Digital x-ray sensors are an advanced imaging technology used in dentistry to capture digital images of teeth and gums. They detect radiation given off by an x-ray machine and convert it into electrical signals which are then sent to a computer. This allows for higher quality images with less radiation exposure, making them safer for patients.
The sensors are more efficient than traditional film-based x-rays and come in two sizes. Furthermore, multiple re-use and cost savings make digital x-ray sensors a reliable and durable choice for dental imaging.
When a dental X-ray sensor is used, a readable image is produced.
X-ray sensors can be used to detect decay, identify impacted teeth, examine tooth position, detect periodontal disease, and diagnose other dental conditions. X-ray sensors can be used to help diagnose and treat a variety of conditions, such as cavities, gum disease, abscesses, and jawbone issues. They can also be used to plan orthodontic treatments or dental implants.
Digital x-ray sensors provide many advantages over x-ray film for dental image captures.
They allow faster image acquisition and display by software, image enhancement capabilities, lower radiation exposure, instant image storage, sharing and analysis, no chemical processing costs or hazards, multiple re-use and better diagnostic accuracy. Digital sensors also save time and can be purchased in optional sizes.
Most dental suppliers provide two size options for digital X-ray size:

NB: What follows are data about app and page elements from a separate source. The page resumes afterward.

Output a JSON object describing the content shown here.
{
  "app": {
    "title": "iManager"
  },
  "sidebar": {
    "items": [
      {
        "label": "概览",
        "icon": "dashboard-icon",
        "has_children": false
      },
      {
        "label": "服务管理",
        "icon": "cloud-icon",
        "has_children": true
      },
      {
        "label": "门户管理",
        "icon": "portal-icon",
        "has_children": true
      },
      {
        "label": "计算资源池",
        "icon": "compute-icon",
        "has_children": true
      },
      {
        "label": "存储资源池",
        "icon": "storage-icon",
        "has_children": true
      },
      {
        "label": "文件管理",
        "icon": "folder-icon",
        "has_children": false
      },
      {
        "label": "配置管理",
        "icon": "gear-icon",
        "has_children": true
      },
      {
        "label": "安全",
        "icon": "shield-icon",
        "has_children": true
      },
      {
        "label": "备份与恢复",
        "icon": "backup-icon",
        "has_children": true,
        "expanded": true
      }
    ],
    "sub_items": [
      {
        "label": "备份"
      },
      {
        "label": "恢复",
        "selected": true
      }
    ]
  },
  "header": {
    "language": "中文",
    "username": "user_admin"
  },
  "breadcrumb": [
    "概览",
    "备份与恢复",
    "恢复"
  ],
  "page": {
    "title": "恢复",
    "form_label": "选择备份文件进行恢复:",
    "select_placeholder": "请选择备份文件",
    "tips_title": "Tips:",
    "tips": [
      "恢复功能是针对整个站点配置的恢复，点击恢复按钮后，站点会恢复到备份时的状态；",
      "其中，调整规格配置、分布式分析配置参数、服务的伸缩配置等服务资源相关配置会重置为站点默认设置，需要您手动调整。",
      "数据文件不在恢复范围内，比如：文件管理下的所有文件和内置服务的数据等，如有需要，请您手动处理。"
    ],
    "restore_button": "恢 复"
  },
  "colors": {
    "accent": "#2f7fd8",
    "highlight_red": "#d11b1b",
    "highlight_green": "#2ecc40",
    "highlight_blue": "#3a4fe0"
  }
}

– 4.4mm Thickness & 20x30mm Effective Imaging Area (for children)
– 4.4mm Thickness & 26x36mm Effective Imaging Area (for adults).
Multiple usage, cost saving
The digital x-ray sensor is a cost-saving alternative to x-ray film, and its usage data proves its reliability and durability: it has undergone 50,000 exposures without any loss of quality, and 70,000 successful bending tests.
The installed software process the images in a simple manner:
1. Place the sensor in the patient’s mouth and ensure that it is comfortable and secure.
2. Take the necessary radiographs using the appropriate exposure settings.
3. Ensure that the image is clear and of good quality.
4. Remove the sensor and store it properly.
5. Review the images and make any necessary adjustments.
6. Discuss the results with the patient and answer any questions they may have.
7. Store the images securely.
|Parameter||Small Sensor||Large Sensor|
|Sensor Dimensions (mm)||25.4×36.8×4.4||30.4×41.9×4.4|
|Effective Imaging Area (mm2)||20×30||26×36|
|Imaging Technology||APS CMOS||APS CMOS|
|Image Processing Time||3 seconds||3 seconds|
|Bending Reliability Tests Passed||70,000+||70,000+|
|Exposure Detection||Automatic Exposure Detection||Automatic Exposure Detection|
|Radiation Type||Low Radiation||Low Radiation|
|Resolution||20 lp/mm||20 lp/mm|
|Analog-to-Digital Conversion (AD)||16-bit||16-bit|
|Water and Dust Protection Rating||IP68 (Highest)||IP68 (Highest)|
|Data Connection||USB 2.0||USB 2.0|
|Manufacturer’s Warranty||5 years (as applicable)||5 years (as applicable)|
|Pre-installed Software||Included on USB Drive||Included on USB Drive|
|Cable Length||3 meters||3 meters|
|Software pre-installed in U-Key storage||1pcs||1pcs|
The ability to instantly capture, view, and enhance images leads to faster diagnoses and treatment planning.
Reduced radiation exposure also makes digital x-rays a safer choice for patients.
Cost savings from the lack of film and chemical processing along with the reuse capability of sensors makes this technology a smart investment for dental practices aiming to improve efficiency and patient care.
While the initial cost of digital systems may be higher, the long-term savings and advantages make digital x-ray sensors the ideal choice for modern dentistry. As the technology continues to advance, image quality and sensor sizes will only get better.